Notably like vitamin D deficiency and the prevalence of multiple sclerosis (MS) is also higher in the northern hemisphere. From an MS research perspective vitamin D deficiency is an important consideration. Pathologically in MS there is degeneration of axons and neurons. Researchers have demonstrated that the biologically active form of vitamin D gives the body protection against T cell mediated killing of human neurons in laboratory cultures. Similarly, in mice vitamin D autoimmune experiments have resulted in axonal loss. This may throw some new insight on how vitamin D deficiency can affect immune and neuromuscular function in IBS. In a cross-sectional study on the protective effects of vitamin D on 3,121 adults aged 50yrs or less (96% men) underwent a colonoscopy and found the 10% had at least one advanced cancerous lesion. Participants with highest vitamin D intake (>645 IU/day) had a significantly lower risk of lesions. However, a cancer and vitamin D study on 36,282 post-menopausal women of various races and ethnicities found there was no significant difference in the incidence of colorectal cancer over 7 yrs between the intervention and control groups.

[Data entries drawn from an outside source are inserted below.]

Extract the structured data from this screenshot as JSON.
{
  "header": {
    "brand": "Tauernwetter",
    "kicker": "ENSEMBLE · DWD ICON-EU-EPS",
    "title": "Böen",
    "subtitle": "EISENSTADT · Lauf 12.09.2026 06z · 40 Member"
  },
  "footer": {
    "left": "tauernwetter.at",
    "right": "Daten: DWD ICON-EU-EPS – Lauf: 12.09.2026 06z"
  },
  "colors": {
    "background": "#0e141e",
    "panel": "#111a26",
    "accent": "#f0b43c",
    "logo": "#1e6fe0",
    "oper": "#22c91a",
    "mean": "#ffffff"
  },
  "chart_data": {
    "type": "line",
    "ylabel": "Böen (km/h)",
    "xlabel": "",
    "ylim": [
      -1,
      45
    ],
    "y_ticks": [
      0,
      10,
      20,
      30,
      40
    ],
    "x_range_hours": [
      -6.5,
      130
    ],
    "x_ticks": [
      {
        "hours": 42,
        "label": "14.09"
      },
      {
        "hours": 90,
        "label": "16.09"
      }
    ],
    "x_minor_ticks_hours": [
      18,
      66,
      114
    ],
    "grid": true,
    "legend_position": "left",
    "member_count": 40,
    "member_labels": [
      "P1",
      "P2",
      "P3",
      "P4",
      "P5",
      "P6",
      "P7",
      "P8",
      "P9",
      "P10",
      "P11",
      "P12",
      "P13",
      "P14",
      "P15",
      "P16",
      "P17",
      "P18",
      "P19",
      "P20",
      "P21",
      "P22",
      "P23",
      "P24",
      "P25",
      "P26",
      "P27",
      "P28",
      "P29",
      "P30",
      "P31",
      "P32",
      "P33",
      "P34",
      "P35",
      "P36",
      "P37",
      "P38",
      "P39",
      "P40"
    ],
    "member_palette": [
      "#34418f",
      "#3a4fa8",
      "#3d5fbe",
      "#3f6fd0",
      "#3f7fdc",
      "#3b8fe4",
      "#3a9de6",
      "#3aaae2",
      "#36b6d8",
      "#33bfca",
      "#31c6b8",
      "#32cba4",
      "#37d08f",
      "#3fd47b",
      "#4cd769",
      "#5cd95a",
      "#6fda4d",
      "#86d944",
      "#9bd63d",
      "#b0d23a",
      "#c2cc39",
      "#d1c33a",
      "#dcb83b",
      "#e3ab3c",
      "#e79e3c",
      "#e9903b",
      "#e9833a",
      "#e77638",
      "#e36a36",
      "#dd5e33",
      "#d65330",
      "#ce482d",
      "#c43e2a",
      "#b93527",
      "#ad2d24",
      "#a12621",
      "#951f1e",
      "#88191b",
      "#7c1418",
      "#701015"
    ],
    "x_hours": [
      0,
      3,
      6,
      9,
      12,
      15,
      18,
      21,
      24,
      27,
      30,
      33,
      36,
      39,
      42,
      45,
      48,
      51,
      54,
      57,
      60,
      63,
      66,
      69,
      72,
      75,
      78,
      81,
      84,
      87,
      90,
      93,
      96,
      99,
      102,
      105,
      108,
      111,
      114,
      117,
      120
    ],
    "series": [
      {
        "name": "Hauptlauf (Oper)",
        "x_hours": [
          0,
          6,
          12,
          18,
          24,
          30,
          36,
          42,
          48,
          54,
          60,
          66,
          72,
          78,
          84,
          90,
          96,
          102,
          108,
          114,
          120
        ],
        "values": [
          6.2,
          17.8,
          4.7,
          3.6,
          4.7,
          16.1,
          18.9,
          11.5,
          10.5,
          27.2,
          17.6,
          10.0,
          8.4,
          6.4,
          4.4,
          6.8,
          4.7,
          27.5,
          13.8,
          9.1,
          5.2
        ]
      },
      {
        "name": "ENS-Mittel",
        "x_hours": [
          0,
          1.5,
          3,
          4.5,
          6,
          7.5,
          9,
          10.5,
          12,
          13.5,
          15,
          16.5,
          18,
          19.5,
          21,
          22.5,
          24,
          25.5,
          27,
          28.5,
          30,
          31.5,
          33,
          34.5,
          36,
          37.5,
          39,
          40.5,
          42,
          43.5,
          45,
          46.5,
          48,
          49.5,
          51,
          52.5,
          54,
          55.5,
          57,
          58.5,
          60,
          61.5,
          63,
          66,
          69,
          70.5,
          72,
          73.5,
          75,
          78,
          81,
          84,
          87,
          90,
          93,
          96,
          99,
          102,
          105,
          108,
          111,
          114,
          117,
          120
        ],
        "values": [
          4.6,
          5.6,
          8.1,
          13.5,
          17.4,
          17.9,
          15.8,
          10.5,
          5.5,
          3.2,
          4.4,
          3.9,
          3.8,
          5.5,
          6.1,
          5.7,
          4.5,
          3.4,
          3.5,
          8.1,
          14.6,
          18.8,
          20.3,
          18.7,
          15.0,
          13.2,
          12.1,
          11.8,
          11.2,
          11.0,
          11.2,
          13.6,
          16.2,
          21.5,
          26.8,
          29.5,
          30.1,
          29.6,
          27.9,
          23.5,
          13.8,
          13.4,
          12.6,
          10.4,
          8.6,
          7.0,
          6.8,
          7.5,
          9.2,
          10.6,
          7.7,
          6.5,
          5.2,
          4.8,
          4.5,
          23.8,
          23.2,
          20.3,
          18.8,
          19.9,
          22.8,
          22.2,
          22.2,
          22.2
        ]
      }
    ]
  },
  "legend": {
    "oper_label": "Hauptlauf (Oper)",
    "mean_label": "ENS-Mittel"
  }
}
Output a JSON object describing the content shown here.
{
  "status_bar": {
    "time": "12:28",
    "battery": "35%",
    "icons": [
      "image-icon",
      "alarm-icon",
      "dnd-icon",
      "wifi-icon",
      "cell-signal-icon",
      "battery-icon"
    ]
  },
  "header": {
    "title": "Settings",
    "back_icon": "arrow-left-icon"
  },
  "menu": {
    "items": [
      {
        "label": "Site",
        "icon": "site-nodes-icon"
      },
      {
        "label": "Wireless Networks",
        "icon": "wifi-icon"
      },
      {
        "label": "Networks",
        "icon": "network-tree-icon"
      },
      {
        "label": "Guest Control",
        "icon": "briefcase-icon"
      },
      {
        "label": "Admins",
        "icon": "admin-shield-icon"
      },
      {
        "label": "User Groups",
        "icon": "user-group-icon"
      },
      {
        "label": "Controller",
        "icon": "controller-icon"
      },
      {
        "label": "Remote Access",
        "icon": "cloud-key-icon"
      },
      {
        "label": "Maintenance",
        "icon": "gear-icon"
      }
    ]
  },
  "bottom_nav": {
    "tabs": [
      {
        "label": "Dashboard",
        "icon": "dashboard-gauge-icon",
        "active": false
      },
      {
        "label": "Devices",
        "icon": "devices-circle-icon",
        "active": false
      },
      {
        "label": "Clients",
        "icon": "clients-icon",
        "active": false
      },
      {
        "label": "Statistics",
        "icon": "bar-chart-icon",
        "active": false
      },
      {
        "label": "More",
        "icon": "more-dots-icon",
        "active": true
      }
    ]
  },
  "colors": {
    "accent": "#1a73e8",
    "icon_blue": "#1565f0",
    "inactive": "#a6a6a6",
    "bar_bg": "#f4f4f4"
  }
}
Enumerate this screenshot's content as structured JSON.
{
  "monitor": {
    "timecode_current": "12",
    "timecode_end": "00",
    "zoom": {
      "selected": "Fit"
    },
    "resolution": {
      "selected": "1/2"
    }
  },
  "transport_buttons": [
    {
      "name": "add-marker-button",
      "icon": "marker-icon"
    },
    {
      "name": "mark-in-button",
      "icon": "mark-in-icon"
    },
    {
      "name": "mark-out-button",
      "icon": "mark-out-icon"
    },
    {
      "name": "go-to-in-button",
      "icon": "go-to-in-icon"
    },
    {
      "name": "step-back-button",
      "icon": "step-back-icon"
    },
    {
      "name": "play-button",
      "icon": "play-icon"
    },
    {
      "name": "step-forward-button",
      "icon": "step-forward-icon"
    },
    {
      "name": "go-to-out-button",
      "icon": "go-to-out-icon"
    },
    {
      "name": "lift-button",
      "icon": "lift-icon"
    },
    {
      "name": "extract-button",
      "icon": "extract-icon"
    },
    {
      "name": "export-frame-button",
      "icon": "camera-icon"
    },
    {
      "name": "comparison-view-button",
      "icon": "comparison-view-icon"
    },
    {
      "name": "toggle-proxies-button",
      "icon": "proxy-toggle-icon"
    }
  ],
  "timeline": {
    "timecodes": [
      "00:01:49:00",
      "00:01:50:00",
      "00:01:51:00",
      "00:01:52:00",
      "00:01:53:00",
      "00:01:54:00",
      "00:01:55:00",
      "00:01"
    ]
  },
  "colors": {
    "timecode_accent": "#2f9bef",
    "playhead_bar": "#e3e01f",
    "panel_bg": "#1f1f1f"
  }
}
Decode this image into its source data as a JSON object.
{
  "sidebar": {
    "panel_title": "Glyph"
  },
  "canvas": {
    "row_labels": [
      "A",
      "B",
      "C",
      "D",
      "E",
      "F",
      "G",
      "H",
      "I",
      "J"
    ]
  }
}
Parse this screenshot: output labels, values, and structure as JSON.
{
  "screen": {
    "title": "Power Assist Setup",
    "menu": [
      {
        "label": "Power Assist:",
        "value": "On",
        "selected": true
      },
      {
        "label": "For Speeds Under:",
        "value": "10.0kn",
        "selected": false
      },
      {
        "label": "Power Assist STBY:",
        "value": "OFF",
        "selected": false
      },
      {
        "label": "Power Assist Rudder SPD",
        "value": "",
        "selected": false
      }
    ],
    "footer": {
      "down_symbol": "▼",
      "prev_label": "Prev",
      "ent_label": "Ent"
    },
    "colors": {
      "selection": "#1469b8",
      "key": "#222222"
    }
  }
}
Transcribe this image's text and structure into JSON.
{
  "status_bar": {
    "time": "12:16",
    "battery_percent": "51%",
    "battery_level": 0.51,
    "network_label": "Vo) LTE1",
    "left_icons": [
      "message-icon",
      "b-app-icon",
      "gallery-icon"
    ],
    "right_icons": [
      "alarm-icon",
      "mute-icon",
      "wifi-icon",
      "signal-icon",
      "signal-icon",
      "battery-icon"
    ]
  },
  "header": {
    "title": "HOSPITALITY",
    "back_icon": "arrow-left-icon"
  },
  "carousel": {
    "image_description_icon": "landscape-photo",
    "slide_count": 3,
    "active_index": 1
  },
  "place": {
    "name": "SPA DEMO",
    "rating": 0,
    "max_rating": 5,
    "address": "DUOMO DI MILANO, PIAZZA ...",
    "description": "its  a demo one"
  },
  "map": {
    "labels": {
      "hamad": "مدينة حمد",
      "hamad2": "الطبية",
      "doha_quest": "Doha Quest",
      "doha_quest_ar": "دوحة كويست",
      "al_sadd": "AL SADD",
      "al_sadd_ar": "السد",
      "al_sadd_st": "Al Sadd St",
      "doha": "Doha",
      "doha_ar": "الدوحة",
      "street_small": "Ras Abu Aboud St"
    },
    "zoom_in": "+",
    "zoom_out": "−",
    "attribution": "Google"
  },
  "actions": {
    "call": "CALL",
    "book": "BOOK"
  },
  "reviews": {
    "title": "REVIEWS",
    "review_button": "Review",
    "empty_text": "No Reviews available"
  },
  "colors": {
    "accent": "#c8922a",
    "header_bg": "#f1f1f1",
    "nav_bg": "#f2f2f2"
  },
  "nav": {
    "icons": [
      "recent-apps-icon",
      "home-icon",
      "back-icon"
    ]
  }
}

Vitamin D is not routinely prescribed for IBS and there are no recommended vitamin D daily target levels set for adults. Safe daily intake levels are 25 micrograms in children and 50 micrograms in adults (12-70yrs). Optimum levels for good health varies depending on age and stage of life. Considering the reported case study for IBS the therapeutic dose may be closer to 50-100 micrograms daily. This can be added to by increasing the intake of vitamin D rich foods e.g. oily fish (salmon, sardines, and mackerel), eggs, organ meats and vitamin D fortified foods. Further enhancement in the summer months by exposing bare skin to the midday sun (April –Oct), 10-15 min for people with fair skin; 30 min in Asians; and 120 min in African or Afro-Caribbean is helpful. There is no danger of vitamin D toxicity from sunlight as it is effectively gotten rid of by the body. Toxicity is mostly through supplementation sources, symptoms are non-specific e.g. anorexia, weight loss, headache, nausea, vomiting, heart irregularities resulting in subsequent damage to the heart, blood vessels and kidneys.